What about the process of preserving knowledge from retirees? A significant amount of knowledge is "transferred" from the retiring source through written documentation. Is preserving some of that knowledge through video clips possible and desirable? Absolutely. Technical knowledge, sometimes challenging to maintain in written form, can be relatively easily documented through a video clip. Moreover, from the user's perspective, procedural knowledge is easier to understand through a visual channel that allows for imitation of behavior rather than a verbal channel that requires translating the content into the required behavior. This means that the employee using the information later will be able to retrieve it and get the most out of it compared to reading the specific knowledge.


Why is it worth incorporating video clips in knowledge management?

Our media consumer culture is moving more and more towards visual media. As I mentioned at the beginning of the article - knowledge has become much more accessible to all of us through social media. Employees in the organization who are familiar with this channel from their personal lives relatively quickly adopt it in the workplace. Additionally, incorporating video clips allows for both cost savings for the organization and better implementation of the knowledge required to achieve the organization's business goals -- for example, recorded training sessions instead of courses allow for repeated use in different course cycles and enable employees to watch them again to refresh their memory or clarify questions that arise over time. At the same time, a short video can serve as a substitute for writing and reading a procedure that takes a longer time and is sometimes (depending on the type of knowledge) more challenging to understand.

However, it is essential to consider whether incorporating video clips is appropriate, as sometimes the cost may outweigh the benefit. For example, if it is a concise procedure, publishing it in writing is better than producing a video clip.


You've decided to produce video clips - where do you start?

  • Decision stage: ensure that the knowledge you want to document in the video clip is necessary enough and is such that it can save your organization or business time and money.

  • Writing a script: detail step by step what you want to see in the video on a document. Be as detailed as possible -- as you will need to use the script for filming and editing afterward.

  • Filming: Ensure a noise-free environment with proper lighting. If employees are participating in the filming, ensure that they are familiar with their part in the script beforehand so that the filming can be carried out as smoothly as possible.

  • Editing the film: After completing the filming, you need to edit what you have just filmed. Editing is critical, as this is the final product that your customers or employees will watch, and it is essential to do it well and professionally.


In summary, we are in the midst of a revolution in social media - video clips are taking a very central place in the daily operations of organizations and companies - from instructional videos on organizational portals to advertising and marketing videos on the internet. Proper incorporation of video clips in the knowledge management processes of an organization can significantly assist in making knowledge accessible to employees in a way that is familiar to them from everyday life. And now... action!

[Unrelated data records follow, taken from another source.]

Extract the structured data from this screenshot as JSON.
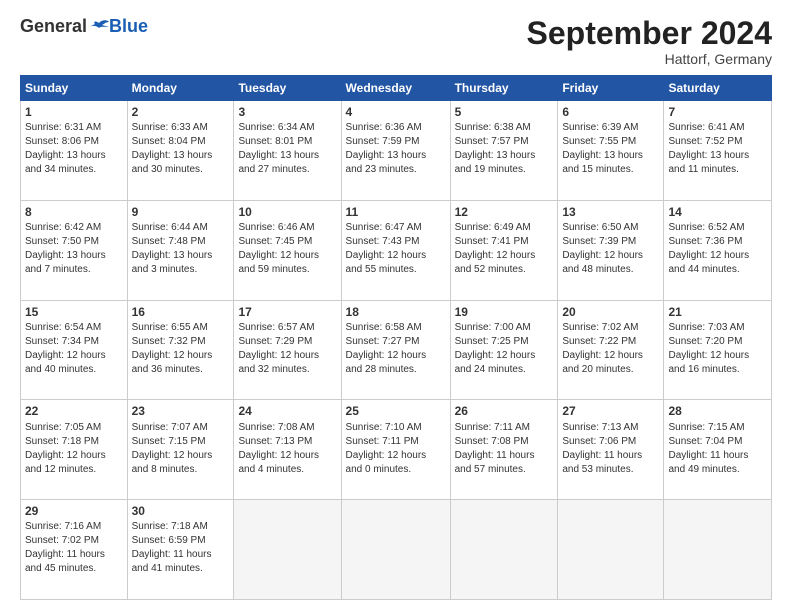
{
  "header": {
    "logo_general": "General",
    "logo_blue": "Blue",
    "month_title": "September 2024",
    "location": "Hattorf, Germany"
  },
  "columns": [
    "Sunday",
    "Monday",
    "Tuesday",
    "Wednesday",
    "Thursday",
    "Friday",
    "Saturday"
  ],
  "weeks": [
    [
      {
        "day": "1",
        "info": "Sunrise: 6:31 AM\nSunset: 8:06 PM\nDaylight: 13 hours\nand 34 minutes."
      },
      {
        "day": "2",
        "info": "Sunrise: 6:33 AM\nSunset: 8:04 PM\nDaylight: 13 hours\nand 30 minutes."
      },
      {
        "day": "3",
        "info": "Sunrise: 6:34 AM\nSunset: 8:01 PM\nDaylight: 13 hours\nand 27 minutes."
      },
      {
        "day": "4",
        "info": "Sunrise: 6:36 AM\nSunset: 7:59 PM\nDaylight: 13 hours\nand 23 minutes."
      },
      {
        "day": "5",
        "info": "Sunrise: 6:38 AM\nSunset: 7:57 PM\nDaylight: 13 hours\nand 19 minutes."
      },
      {
        "day": "6",
        "info": "Sunrise: 6:39 AM\nSunset: 7:55 PM\nDaylight: 13 hours\nand 15 minutes."
      },
      {
        "day": "7",
        "info": "Sunrise: 6:41 AM\nSunset: 7:52 PM\nDaylight: 13 hours\nand 11 minutes."
      }
    ],
    [
      {
        "day": "8",
        "info": "Sunrise: 6:42 AM\nSunset: 7:50 PM\nDaylight: 13 hours\nand 7 minutes."
      },
      {
        "day": "9",
        "info": "Sunrise: 6:44 AM\nSunset: 7:48 PM\nDaylight: 13 hours\nand 3 minutes."
      },
      {
        "day": "10",
        "info": "Sunrise: 6:46 AM\nSunset: 7:45 PM\nDaylight: 12 hours\nand 59 minutes."
      },
      {
        "day": "11",
        "info": "Sunrise: 6:47 AM\nSunset: 7:43 PM\nDaylight: 12 hours\nand 55 minutes."
      },
      {
        "day": "12",
        "info": "Sunrise: 6:49 AM\nSunset: 7:41 PM\nDaylight: 12 hours\nand 52 minutes."
      },
      {
        "day": "13",
        "info": "Sunrise: 6:50 AM\nSunset: 7:39 PM\nDaylight: 12 hours\nand 48 minutes."
      },
      {
        "day": "14",
        "info": "Sunrise: 6:52 AM\nSunset: 7:36 PM\nDaylight: 12 hours\nand 44 minutes."
      }
    ],
    [
      {
        "day": "15",
        "info": "Sunrise: 6:54 AM\nSunset: 7:34 PM\nDaylight: 12 hours\nand 40 minutes."
      },
      {
        "day": "16",
        "info": "Sunrise: 6:55 AM\nSunset: 7:32 PM\nDaylight: 12 hours\nand 36 minutes."
      },
      {
        "day": "17",
        "info": "Sunrise: 6:57 AM\nSunset: 7:29 PM\nDaylight: 12 hours\nand 32 minutes."
      },
      {
        "day": "18",
        "info": "Sunrise: 6:58 AM\nSunset: 7:27 PM\nDaylight: 12 hours\nand 28 minutes."
      },
      {
        "day": "19",
        "info": "Sunrise: 7:00 AM\nSunset: 7:25 PM\nDaylight: 12 hours\nand 24 minutes."
      },
      {
        "day": "20",
        "info": "Sunrise: 7:02 AM\nSunset: 7:22 PM\nDaylight: 12 hours\nand 20 minutes."
      },
      {
        "day": "21",
        "info": "Sunrise: 7:03 AM\nSunset: 7:20 PM\nDaylight: 12 hours\nand 16 minutes."
      }
    ],
    [
      {
        "day": "22",
        "info": "Sunrise: 7:05 AM\nSunset: 7:18 PM\nDaylight: 12 hours\nand 12 minutes."
      },
      {
        "day": "23",
        "info": "Sunrise: 7:07 AM\nSunset: 7:15 PM\nDaylight: 12 hours\nand 8 minutes."
      },
      {
        "day": "24",
        "info": "Sunrise: 7:08 AM\nSunset: 7:13 PM\nDaylight: 12 hours\nand 4 minutes."
      },
      {
        "day": "25",
        "info": "Sunrise: 7:10 AM\nSunset: 7:11 PM\nDaylight: 12 hours\nand 0 minutes."
      },
      {
        "day": "26",
        "info": "Sunrise: 7:11 AM\nSunset: 7:08 PM\nDaylight: 11 hours\nand 57 minutes."
      },
      {
        "day": "27",
        "info": "Sunrise: 7:13 AM\nSunset: 7:06 PM\nDaylight: 11 hours\nand 53 minutes."
      },
      {
        "day": "28",
        "info": "Sunrise: 7:15 AM\nSunset: 7:04 PM\nDaylight: 11 hours\nand 49 minutes."
      }
    ],
    [
      {
        "day": "29",
        "info": "Sunrise: 7:16 AM\nSunset: 7:02 PM\nDaylight: 11 hours\nand 45 minutes."
      },
      {
        "day": "30",
        "info": "Sunrise: 7:18 AM\nSunset: 6:59 PM\nDaylight: 11 hours\nand 41 minutes."
      },
      {
        "day": "",
        "info": ""
      },
      {
        "day": "",
        "info": ""
      },
      {
        "day": "",
        "info": ""
      },
      {
        "day": "",
        "info": ""
      },
      {
        "day": "",
        "info": ""
      }
    ]
  ]
}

Sources:

http://www.ted.com/

http://www.lynda.com/

http://en.wikipedia.org/wiki/List_of_video_sharing_websites http://en.wikipedia.org/wiki/Social_media


bottom of page